What you give back must match the records below exactly, apart from the pictures, which are omitted.

(Data extracted from a collection)

────────────────────

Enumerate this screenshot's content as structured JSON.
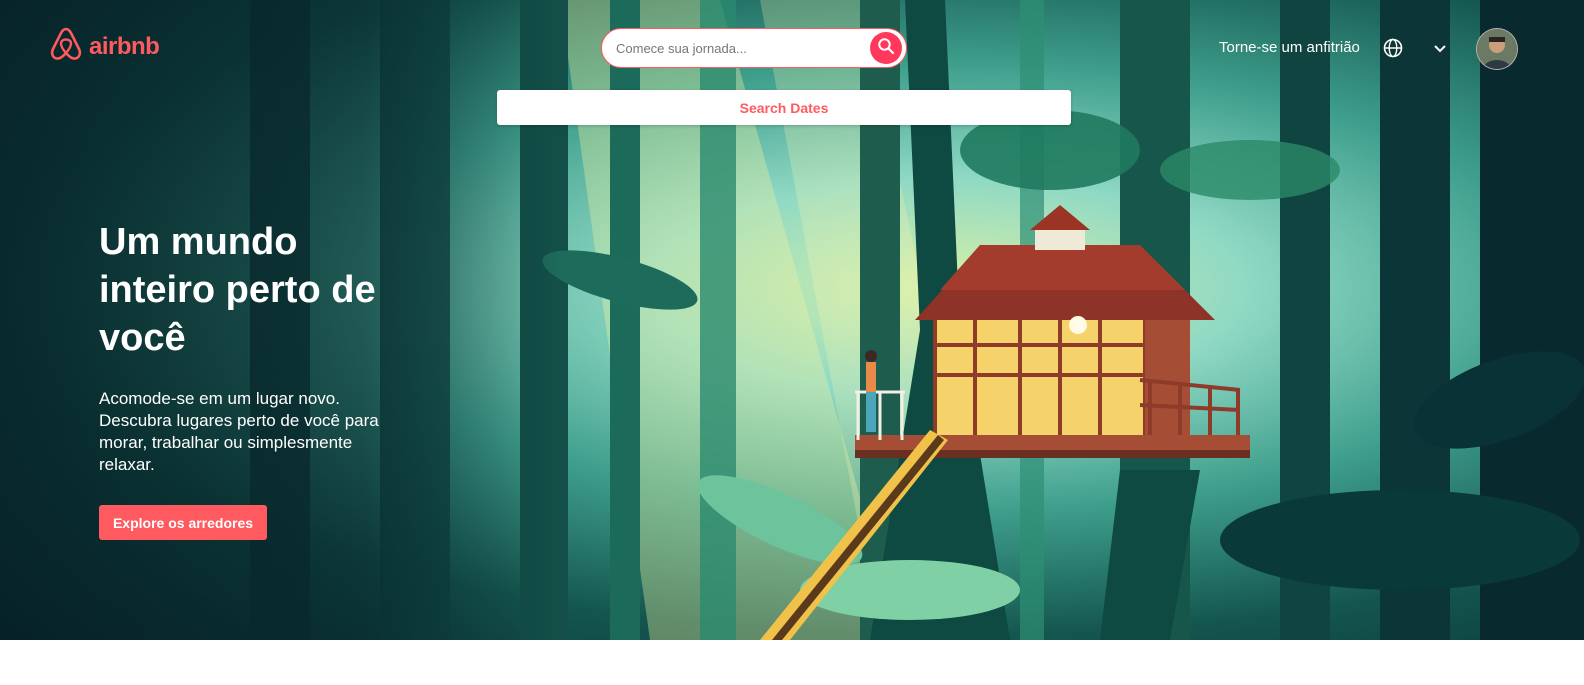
{
  "header": {
    "logo_text": "airbnb",
    "logo_icon": "airbnb-belo-icon",
    "search": {
      "placeholder": "Comece sua jornada...",
      "icon": "search-icon"
    },
    "host_link": "Torne-se um anfitrião",
    "globe_icon": "globe-icon",
    "menu_icon": "chevron-down-icon",
    "avatar": "user-avatar"
  },
  "search_dates": {
    "label": "Search Dates"
  },
  "hero": {
    "title": "Um mundo inteiro perto de você",
    "subtitle": "Acomode-se em um lugar novo. Descubra lugares perto de você para morar, trabalhar ou simplesmente relaxar.",
    "cta_label": "Explore os arredores",
    "illustration": "treehouse-forest-illustration"
  },
  "colors": {
    "brand": "#ff5a5f",
    "search_button": "#ff385c",
    "text_light": "#ffffff"
  }
}
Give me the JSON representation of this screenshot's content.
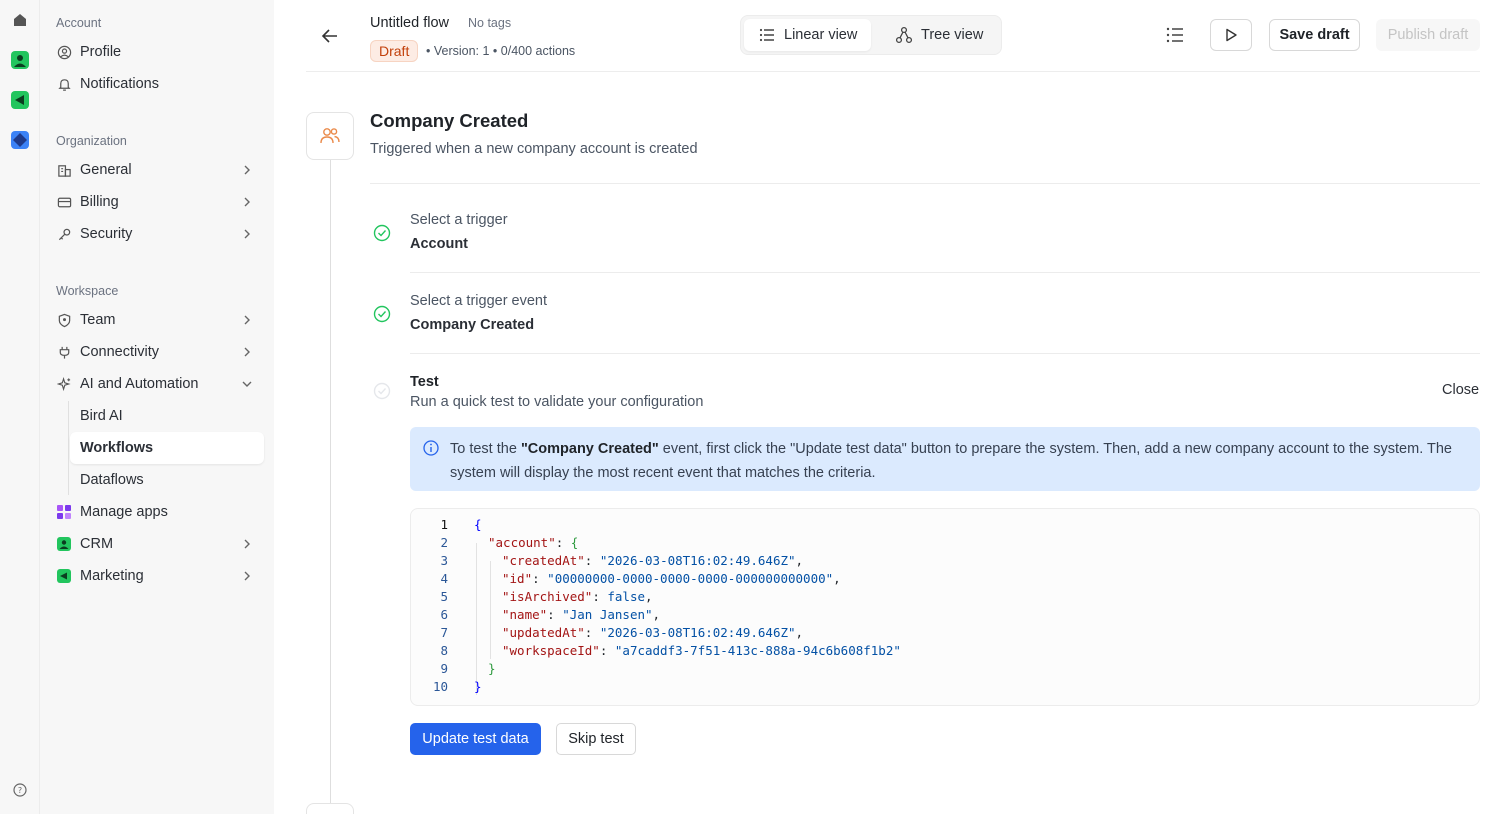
{
  "rail": {
    "icons": [
      "home-icon",
      "crm-app-icon",
      "marketing-app-icon",
      "bird-app-icon",
      "help-icon"
    ]
  },
  "sidebar": {
    "account_label": "Account",
    "account_items": [
      {
        "label": "Profile",
        "icon": "user-circle-icon"
      },
      {
        "label": "Notifications",
        "icon": "bell-icon"
      }
    ],
    "organization_label": "Organization",
    "organization_items": [
      {
        "label": "General",
        "icon": "building-icon"
      },
      {
        "label": "Billing",
        "icon": "credit-card-icon"
      },
      {
        "label": "Security",
        "icon": "key-icon"
      }
    ],
    "workspace_label": "Workspace",
    "workspace_items": [
      {
        "label": "Team",
        "icon": "shield-icon"
      },
      {
        "label": "Connectivity",
        "icon": "plug-icon"
      },
      {
        "label": "AI and Automation",
        "icon": "sparkle-icon",
        "expanded": true
      }
    ],
    "ai_subitems": [
      {
        "label": "Bird AI"
      },
      {
        "label": "Workflows",
        "active": true
      },
      {
        "label": "Dataflows"
      }
    ],
    "app_items": [
      {
        "label": "Manage apps",
        "icon": "apps-grid-icon"
      },
      {
        "label": "CRM",
        "icon": "crm-icon"
      },
      {
        "label": "Marketing",
        "icon": "marketing-icon"
      }
    ]
  },
  "header": {
    "title": "Untitled flow",
    "tags": "No tags",
    "status": "Draft",
    "version": "Version: 1",
    "actions_count": "0/400 actions",
    "linear_view": "Linear view",
    "tree_view": "Tree view",
    "save_draft": "Save draft",
    "publish_draft": "Publish draft"
  },
  "trigger": {
    "title": "Company Created",
    "description": "Triggered when a new company account is created",
    "step1_label": "Select a trigger",
    "step1_value": "Account",
    "step2_label": "Select a trigger event",
    "step2_value": "Company Created",
    "test_title": "Test",
    "test_desc": "Run a quick test to validate your configuration",
    "close": "Close"
  },
  "info": {
    "pre": "To test the ",
    "event": "\"Company Created\"",
    "post": " event, first click the \"Update test data\" button to prepare the system. Then, add a new company account to the system. The system will display the most recent event that matches the criteria."
  },
  "code": {
    "lines": [
      {
        "n": "1",
        "key": "",
        "value": "",
        "open": "{"
      },
      {
        "n": "2",
        "key": "\"account\"",
        "value": "",
        "open": "{"
      },
      {
        "n": "3",
        "key": "\"createdAt\"",
        "value": "\"2026-03-08T16:02:49.646Z\"",
        "comma": ","
      },
      {
        "n": "4",
        "key": "\"id\"",
        "value": "\"00000000-0000-0000-0000-000000000000\"",
        "comma": ","
      },
      {
        "n": "5",
        "key": "\"isArchived\"",
        "value": "false",
        "comma": ","
      },
      {
        "n": "6",
        "key": "\"name\"",
        "value": "\"Jan Jansen\"",
        "comma": ","
      },
      {
        "n": "7",
        "key": "\"updatedAt\"",
        "value": "\"2026-03-08T16:02:49.646Z\"",
        "comma": ","
      },
      {
        "n": "8",
        "key": "\"workspaceId\"",
        "value": "\"a7caddf3-7f51-413c-888a-94c6b608f1b2\"",
        "comma": ""
      },
      {
        "n": "9",
        "close": "}"
      },
      {
        "n": "10",
        "close": "}"
      }
    ]
  },
  "buttons": {
    "update": "Update test data",
    "skip": "Skip test"
  },
  "colors": {
    "primary": "#2563eb",
    "draft": "#c2410c",
    "success": "#22c55e",
    "info_bg": "#dbeafe"
  }
}
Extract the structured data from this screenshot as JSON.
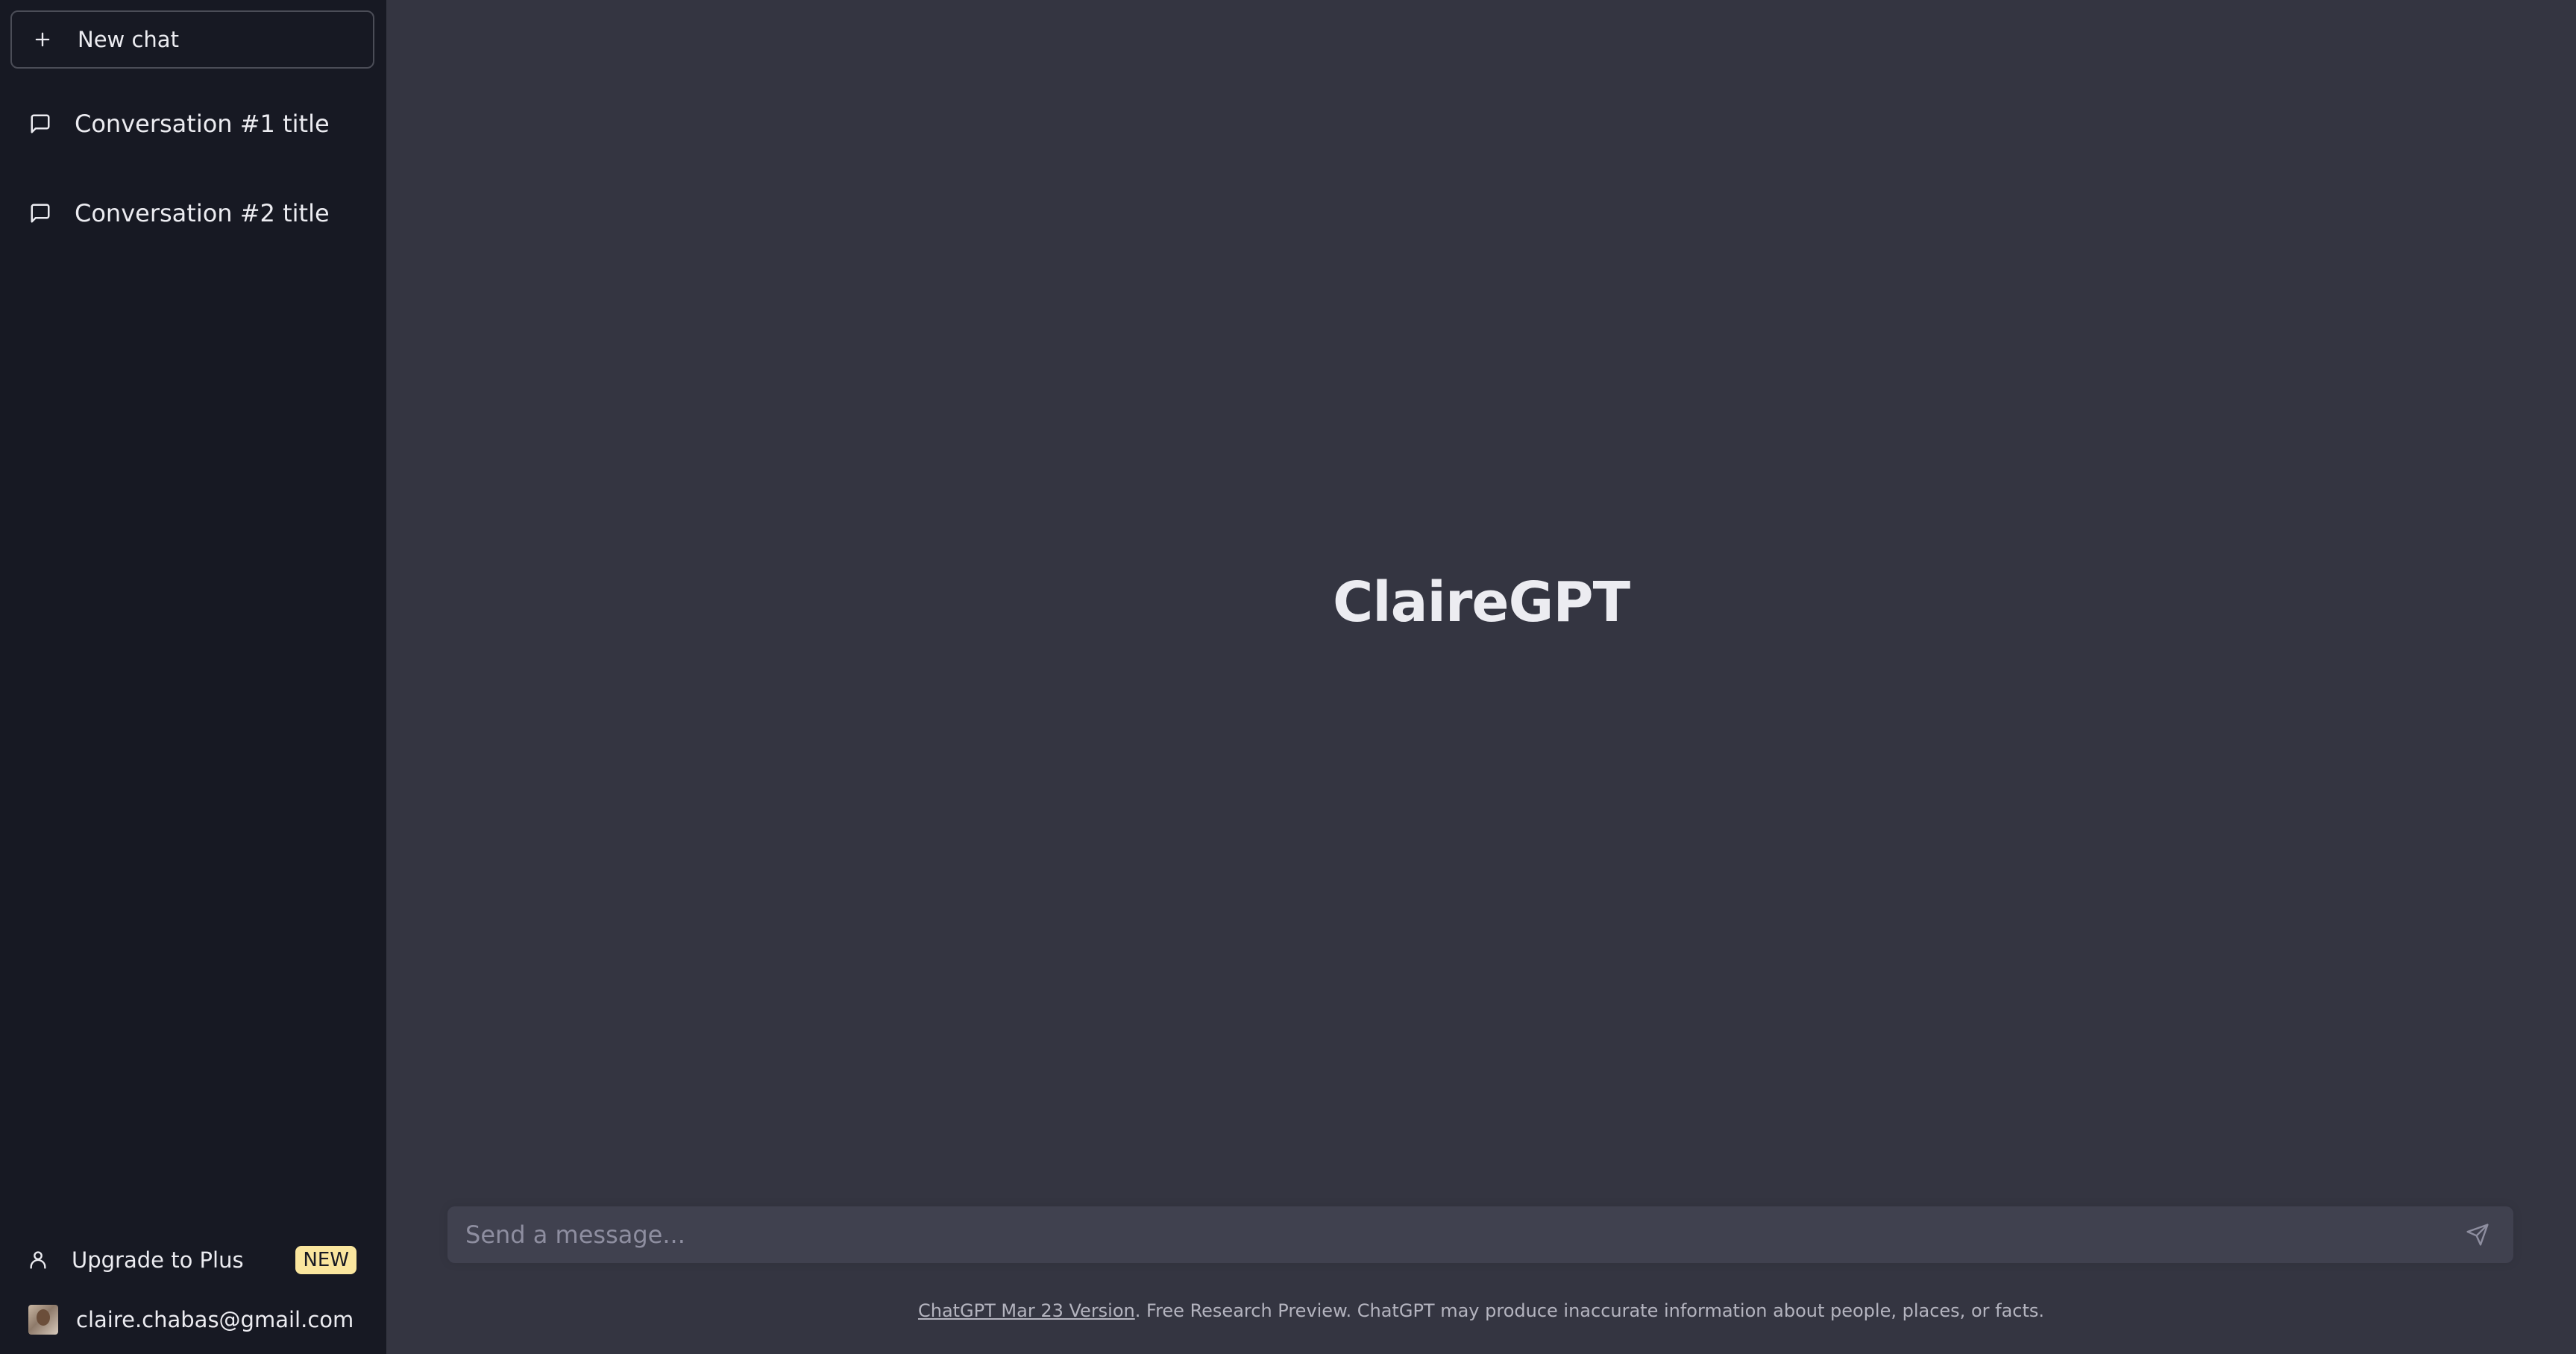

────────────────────

**Written solution**
Enumerate this screenshot's content as structured JSON.
{
  "header": {
    "logo_text": "airbnb",
    "logo_icon": "airbnb-belo-icon",
    "search": {
      "placeholder": "Comece sua jornada...",
      "icon": "search-icon"
    },
    "host_link": "Torne-se um anfitrião",
    "globe_icon": "globe-icon",
    "menu_icon": "chevron-down-icon",
    "avatar": "user-avatar"
  },
  "search_dates": {
    "label": "Search Dates"
  },
  "hero": {
    "title": "Um mundo inteiro perto de você",
    "subtitle": "Acomode-se em um lugar novo. Descubra lugares perto de você para morar, trabalhar ou simplesmente relaxar.",
    "cta_label": "Explore os arredores",
    "illustration": "treehouse-forest-illustration"
  },
  "colors": {
    "brand": "#ff5a5f",
    "search_button": "#ff385c",
    "text_light": "#ffffff"
  }
}
Give me the JSON representation of this screenshot's content.
{
  "rail": {
    "icons": [
      "home-icon",
      "crm-app-icon",
      "marketing-app-icon",
      "bird-app-icon",
      "help-icon"
    ]
  },
  "sidebar": {
    "account_label": "Account",
    "account_items": [
      {
        "label": "Profile",
        "icon": "user-circle-icon"
      },
      {
        "label": "Notifications",
        "icon": "bell-icon"
      }
    ],
    "organization_label": "Organization",
    "organization_items": [
      {
        "label": "General",
        "icon": "building-icon"
      },
      {
        "label": "Billing",
        "icon": "credit-card-icon"
      },
      {
        "label": "Security",
        "icon": "key-icon"
      }
    ],
    "workspace_label": "Workspace",
    "workspace_items": [
      {
        "label": "Team",
        "icon": "shield-icon"
      },
      {
        "label": "Connectivity",
        "icon": "plug-icon"
      },
      {
        "label": "AI and Automation",
        "icon": "sparkle-icon",
        "expanded": true
      }
    ],
    "ai_subitems": [
      {
        "label": "Bird AI"
      },
      {
        "label": "Workflows",
        "active": true
      },
      {
        "label": "Dataflows"
      }
    ],
    "app_items": [
      {
        "label": "Manage apps",
        "icon": "apps-grid-icon"
      },
      {
        "label": "CRM",
        "icon": "crm-icon"
      },
      {
        "label": "Marketing",
        "icon": "marketing-icon"
      }
    ]
  },
  "header": {
    "title": "Untitled flow",
    "tags": "No tags",
    "status": "Draft",
    "version": "Version: 1",
    "actions_count": "0/400 actions",
    "linear_view": "Linear view",
    "tree_view": "Tree view",
    "save_draft": "Save draft",
    "publish_draft": "Publish draft"
  },
  "trigger": {
    "title": "Company Created",
    "description": "Triggered when a new company account is created",
    "step1_label": "Select a trigger",
    "step1_value": "Account",
    "step2_label": "Select a trigger event",
    "step2_value": "Company Created",
    "test_title": "Test",
    "test_desc": "Run a quick test to validate your configuration",
    "close": "Close"
  },
  "info": {
    "pre": "To test the ",
    "event": "\"Company Created\"",
    "post": " event, first click the \"Update test data\" button to prepare the system. Then, add a new company account to the system. The system will display the most recent event that matches the criteria."
  },
  "code": {
    "lines": [
      {
        "n": "1",
        "key": "",
        "value": "",
        "open": "{"
      },
      {
        "n": "2",
        "key": "\"account\"",
        "value": "",
        "open": "{"
      },
      {
        "n": "3",
        "key": "\"createdAt\"",
        "value": "\"2026-03-08T16:02:49.646Z\"",
        "comma": ","
      },
      {
        "n": "4",
        "key": "\"id\"",
        "value": "\"00000000-0000-0000-0000-000000000000\"",
        "comma": ","
      },
      {
        "n": "5",
        "key": "\"isArchived\"",
        "value": "false",
        "comma": ","
      },
      {
        "n": "6",
        "key": "\"name\"",
        "value": "\"Jan Jansen\"",
        "comma": ","
      },
      {
        "n": "7",
        "key": "\"updatedAt\"",
        "value": "\"2026-03-08T16:02:49.646Z\"",
        "comma": ","
      },
      {
        "n": "8",
        "key": "\"workspaceId\"",
        "value": "\"a7caddf3-7f51-413c-888a-94c6b608f1b2\"",
        "comma": ""
      },
      {
        "n": "9",
        "close": "}"
      },
      {
        "n": "10",
        "close": "}"
      }
    ]
  },
  "buttons": {
    "update": "Update test data",
    "skip": "Skip test"
  },
  "colors": {
    "primary": "#2563eb",
    "draft": "#c2410c",
    "success": "#22c55e",
    "info_bg": "#dbeafe"
  }
}
Extract the structured data from this screenshot as JSON.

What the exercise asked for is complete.